The more fashionable, the higher the price went. We were strategic in what we bought since she’s still growing. Like the standard stores, the specialty shops online also had sales and discounts. Here are the features that stood out to us.
Added traction or protection
Clothing that had added features for traction and protection were the ones we bought the most. Our daughter began to fall more as she learned to walk independently. This gave her more confidence to try new things even if she wasn’t 100% successful yet.
Socks with added grip at the bottom or pants with added protection at the knees helped us step back and allow her to take risks for progress.
Magnets and velcro
During OT class, my daughter works on developing fine motor skills by using buttons and zippers. Keeping these on her clothing seemed important because it was an opportunity to practice, but it takes more time. I want her to be independent, but if I stay fixated on her ability to use a button, she may not achieve complete independence as soon as I would like.
Clothing with concealed magnets or velcro allows her to easily open and close. From the outside, it is barely noticeable. It looks so convenient that I want a pair for myself. Testing it, we have not had any wardrobe malfunctions, but I could see a cheaply designed product accidentally causing exposure issues.
Loops and large openings
The final feature was so simple that I don’t know why clothing doesn’t come with it already. As a bonus, some socks also included loops, known as motor skill support, so our daughter could easily pull them up. Motor skill supports can be added to undergarments, pants, or shoes.
Many shirts came with velcro at the collar to create a larger opening. These could be used for caregivers to easily slip on shirts or as training shirts for children to dress independently as they build motor skills.
No seams, buttons, or tags
I never thought of it before, but this simple adjustment makes clothing more comfortable. My daughter is becoming more active, but she was often sitting or lying down before gene therapy. It would be highly uncomfortable if she had something irritating or pressing into her skin.

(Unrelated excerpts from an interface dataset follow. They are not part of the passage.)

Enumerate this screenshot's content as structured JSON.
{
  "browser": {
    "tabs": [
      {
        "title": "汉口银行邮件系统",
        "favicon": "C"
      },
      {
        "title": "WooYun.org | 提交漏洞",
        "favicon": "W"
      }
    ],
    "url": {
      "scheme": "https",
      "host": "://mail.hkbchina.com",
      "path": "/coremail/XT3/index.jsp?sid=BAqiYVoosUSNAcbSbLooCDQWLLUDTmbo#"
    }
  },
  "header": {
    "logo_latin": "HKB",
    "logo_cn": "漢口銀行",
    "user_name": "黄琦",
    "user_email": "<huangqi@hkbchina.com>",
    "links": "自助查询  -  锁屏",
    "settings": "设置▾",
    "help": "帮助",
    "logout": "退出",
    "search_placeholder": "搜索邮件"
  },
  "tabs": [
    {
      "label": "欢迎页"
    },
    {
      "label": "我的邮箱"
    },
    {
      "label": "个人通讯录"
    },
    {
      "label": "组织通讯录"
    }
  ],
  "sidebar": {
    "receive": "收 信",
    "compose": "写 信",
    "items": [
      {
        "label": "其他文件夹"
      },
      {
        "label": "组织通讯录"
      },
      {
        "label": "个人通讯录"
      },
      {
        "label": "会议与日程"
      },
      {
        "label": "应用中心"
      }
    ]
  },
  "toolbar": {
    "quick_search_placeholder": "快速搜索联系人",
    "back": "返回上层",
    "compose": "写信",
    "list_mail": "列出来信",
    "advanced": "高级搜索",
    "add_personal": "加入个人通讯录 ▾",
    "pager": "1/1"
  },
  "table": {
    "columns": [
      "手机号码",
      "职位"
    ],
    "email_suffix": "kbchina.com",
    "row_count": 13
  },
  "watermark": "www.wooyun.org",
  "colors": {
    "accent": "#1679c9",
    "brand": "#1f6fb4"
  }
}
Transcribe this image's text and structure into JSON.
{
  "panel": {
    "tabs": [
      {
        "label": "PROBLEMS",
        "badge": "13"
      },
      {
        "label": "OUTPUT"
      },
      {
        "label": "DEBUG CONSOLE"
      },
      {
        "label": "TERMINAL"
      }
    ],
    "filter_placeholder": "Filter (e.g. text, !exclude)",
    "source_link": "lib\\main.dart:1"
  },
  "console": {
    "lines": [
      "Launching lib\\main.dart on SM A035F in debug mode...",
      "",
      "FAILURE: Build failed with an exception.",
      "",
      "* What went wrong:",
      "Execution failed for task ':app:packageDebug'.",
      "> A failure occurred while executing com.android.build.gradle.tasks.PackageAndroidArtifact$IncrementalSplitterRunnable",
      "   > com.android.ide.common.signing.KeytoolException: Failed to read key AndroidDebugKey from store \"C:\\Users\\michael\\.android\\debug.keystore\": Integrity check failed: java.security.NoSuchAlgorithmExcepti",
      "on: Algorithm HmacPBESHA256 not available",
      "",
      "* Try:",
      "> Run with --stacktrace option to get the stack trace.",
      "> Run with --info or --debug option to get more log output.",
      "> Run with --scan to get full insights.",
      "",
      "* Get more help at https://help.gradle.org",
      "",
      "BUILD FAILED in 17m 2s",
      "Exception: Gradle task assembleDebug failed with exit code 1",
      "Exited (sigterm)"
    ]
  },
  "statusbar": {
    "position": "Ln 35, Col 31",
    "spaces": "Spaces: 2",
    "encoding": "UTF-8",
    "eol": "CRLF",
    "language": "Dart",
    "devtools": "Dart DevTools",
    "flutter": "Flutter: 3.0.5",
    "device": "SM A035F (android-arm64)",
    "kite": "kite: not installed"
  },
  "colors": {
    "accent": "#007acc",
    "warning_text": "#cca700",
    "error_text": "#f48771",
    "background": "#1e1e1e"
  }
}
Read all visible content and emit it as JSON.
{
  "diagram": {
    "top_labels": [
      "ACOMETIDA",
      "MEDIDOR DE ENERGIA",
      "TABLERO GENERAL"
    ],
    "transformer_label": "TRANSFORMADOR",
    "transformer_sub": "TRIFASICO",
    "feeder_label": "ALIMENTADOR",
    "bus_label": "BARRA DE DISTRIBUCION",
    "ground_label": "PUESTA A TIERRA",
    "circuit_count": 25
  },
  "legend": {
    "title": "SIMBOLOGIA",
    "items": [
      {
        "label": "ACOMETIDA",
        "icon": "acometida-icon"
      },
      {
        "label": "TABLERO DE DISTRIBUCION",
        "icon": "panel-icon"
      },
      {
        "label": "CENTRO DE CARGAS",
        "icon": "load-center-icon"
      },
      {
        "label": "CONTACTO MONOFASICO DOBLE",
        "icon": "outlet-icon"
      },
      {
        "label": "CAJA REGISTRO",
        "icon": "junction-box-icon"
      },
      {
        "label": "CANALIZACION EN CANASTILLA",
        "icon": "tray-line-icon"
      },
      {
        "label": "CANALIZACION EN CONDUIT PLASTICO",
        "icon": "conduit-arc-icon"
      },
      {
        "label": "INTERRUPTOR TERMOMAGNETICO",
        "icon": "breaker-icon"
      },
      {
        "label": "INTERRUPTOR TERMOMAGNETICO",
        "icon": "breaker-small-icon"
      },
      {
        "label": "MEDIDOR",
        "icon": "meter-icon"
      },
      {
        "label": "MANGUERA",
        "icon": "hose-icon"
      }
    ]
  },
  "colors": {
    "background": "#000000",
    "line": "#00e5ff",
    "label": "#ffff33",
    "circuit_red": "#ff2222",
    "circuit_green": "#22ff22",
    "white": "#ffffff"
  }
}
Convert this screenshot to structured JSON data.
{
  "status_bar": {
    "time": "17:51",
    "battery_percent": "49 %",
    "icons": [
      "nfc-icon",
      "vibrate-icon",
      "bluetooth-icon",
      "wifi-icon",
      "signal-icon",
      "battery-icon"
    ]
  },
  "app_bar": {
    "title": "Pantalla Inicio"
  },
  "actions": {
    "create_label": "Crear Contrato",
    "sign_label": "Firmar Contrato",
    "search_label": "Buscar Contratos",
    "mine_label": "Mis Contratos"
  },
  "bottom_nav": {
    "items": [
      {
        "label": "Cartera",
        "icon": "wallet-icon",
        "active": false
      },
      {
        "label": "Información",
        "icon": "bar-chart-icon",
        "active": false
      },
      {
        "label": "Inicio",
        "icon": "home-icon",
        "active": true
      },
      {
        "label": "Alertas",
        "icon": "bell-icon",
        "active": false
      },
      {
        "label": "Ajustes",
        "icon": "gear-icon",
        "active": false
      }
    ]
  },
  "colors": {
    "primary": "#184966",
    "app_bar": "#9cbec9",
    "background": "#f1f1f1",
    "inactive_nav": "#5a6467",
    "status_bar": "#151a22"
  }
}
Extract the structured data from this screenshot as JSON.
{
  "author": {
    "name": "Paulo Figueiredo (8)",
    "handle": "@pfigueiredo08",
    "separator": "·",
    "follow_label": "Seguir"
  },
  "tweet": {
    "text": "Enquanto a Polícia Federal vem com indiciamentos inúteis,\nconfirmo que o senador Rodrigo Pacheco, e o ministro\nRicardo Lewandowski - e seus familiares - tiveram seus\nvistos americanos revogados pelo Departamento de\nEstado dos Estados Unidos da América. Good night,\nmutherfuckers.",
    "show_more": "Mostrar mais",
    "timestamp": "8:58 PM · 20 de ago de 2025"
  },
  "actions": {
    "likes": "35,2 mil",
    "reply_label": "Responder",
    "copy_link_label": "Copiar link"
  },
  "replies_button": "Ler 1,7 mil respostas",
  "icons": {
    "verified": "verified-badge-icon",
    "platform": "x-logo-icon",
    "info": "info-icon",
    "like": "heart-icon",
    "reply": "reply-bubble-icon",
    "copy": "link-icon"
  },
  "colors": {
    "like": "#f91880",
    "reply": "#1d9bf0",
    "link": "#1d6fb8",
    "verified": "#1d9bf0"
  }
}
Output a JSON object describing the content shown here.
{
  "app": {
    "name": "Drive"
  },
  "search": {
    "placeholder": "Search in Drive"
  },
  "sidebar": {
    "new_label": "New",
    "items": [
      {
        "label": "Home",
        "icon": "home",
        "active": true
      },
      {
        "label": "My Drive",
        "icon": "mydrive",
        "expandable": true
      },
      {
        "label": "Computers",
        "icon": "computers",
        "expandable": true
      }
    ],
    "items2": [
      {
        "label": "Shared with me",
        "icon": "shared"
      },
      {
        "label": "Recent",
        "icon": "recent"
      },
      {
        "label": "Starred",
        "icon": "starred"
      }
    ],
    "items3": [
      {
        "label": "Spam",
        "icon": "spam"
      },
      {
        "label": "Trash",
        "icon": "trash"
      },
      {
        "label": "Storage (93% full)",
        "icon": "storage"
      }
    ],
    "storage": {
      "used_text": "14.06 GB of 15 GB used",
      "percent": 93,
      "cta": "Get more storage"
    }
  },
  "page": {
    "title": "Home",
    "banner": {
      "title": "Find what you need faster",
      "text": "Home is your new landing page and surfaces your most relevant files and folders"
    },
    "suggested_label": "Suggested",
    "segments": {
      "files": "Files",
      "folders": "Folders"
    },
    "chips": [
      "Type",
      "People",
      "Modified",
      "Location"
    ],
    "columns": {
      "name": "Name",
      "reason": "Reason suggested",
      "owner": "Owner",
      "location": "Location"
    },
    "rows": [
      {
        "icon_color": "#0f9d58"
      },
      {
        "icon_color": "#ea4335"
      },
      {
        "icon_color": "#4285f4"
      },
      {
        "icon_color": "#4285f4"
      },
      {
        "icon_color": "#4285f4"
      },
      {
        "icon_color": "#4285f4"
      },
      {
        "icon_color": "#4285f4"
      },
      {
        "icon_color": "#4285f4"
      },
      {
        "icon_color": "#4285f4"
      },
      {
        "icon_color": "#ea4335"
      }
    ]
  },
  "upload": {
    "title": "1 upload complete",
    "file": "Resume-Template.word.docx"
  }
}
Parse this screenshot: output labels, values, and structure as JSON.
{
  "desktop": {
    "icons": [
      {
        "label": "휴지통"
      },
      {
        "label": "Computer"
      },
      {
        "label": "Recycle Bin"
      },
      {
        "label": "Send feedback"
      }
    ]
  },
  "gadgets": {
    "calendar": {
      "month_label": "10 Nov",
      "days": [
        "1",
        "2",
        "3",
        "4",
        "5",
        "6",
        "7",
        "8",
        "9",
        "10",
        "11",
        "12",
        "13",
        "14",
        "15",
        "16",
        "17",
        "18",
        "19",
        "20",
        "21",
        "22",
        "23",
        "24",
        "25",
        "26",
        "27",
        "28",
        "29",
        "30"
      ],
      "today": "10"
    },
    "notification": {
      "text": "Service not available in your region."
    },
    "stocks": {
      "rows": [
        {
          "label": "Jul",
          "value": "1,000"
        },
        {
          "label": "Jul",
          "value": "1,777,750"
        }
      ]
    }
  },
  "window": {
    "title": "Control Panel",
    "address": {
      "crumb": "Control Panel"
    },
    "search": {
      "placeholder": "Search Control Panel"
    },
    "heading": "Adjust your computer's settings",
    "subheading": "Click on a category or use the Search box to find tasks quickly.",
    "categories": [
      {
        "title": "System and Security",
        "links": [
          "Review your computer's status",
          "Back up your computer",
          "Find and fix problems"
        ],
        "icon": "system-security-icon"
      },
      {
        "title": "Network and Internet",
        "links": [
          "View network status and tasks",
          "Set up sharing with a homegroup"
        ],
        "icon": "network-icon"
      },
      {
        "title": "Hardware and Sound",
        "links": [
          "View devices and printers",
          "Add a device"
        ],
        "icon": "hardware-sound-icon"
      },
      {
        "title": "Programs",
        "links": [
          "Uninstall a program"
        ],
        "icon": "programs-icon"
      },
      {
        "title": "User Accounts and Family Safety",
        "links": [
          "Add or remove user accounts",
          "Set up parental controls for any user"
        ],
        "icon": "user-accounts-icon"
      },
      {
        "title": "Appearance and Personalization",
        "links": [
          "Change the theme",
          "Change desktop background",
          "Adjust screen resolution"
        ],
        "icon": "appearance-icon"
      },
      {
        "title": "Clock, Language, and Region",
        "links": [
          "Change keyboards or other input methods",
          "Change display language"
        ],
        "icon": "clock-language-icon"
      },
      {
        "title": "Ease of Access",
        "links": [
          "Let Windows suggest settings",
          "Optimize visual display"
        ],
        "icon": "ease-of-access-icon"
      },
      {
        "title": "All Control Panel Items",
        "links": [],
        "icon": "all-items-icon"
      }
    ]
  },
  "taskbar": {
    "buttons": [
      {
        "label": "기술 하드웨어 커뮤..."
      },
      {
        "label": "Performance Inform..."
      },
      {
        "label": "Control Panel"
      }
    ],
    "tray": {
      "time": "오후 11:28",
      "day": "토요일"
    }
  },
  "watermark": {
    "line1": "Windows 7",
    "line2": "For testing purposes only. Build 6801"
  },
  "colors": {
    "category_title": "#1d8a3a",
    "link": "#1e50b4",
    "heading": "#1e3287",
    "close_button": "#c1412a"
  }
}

Tags annoy me too. For someone with sensory processing issue it must feel like torture. The simple act of removing tags or not including them, helps children from being distracted.
The same can be true with seems. As I write this, I can notices the folds in my clothing. If I were not able to control my attention, it would be a distraction. Accessible clothing companies know how simple adjustments can make a big impact.
We have been working on our daughter’s sensory processing issues, and this feature caught my eye. I didn’t consider how clothing could play a role in supporting her. Soothing touch and textures can cause the release of both serotonin and dopamine in the brain, which AADC deficiency children lack.
While sleeping, our daughter always benefited from a weighted blanket or an arm across her chest. The weight or pressure can help alleviate anxiety. Clothing ranged in thickness to full compression. The compression clothing is not easy to put on, but they were ideal for events when her anxiety may be heightened.
Research suggests that pressure or firm tactile sensory can provide proprioceptive input that creates a calming feeling. It can also offer support for hypotonia symptoms. Like soothing textures, sensory compression and deep pressure can also increase serotonin and dopamine. It can also slow involuntary functions such as heart rate, blood pressure, and the stress hormone cortisol.
Adaptive clothing is booming
Obviously, we are not the only family who considered this. Retailers are catching on. According to the Washington Post, retail data from Coresight Research suggests that adaptive clothing “could become a $64.3 billion a year business for U.S. retailers.” Look for more designs and possibly lower prices. Retailers will want to hear from us, and we could help to spawn the next line of adaptive and inclusive clothing.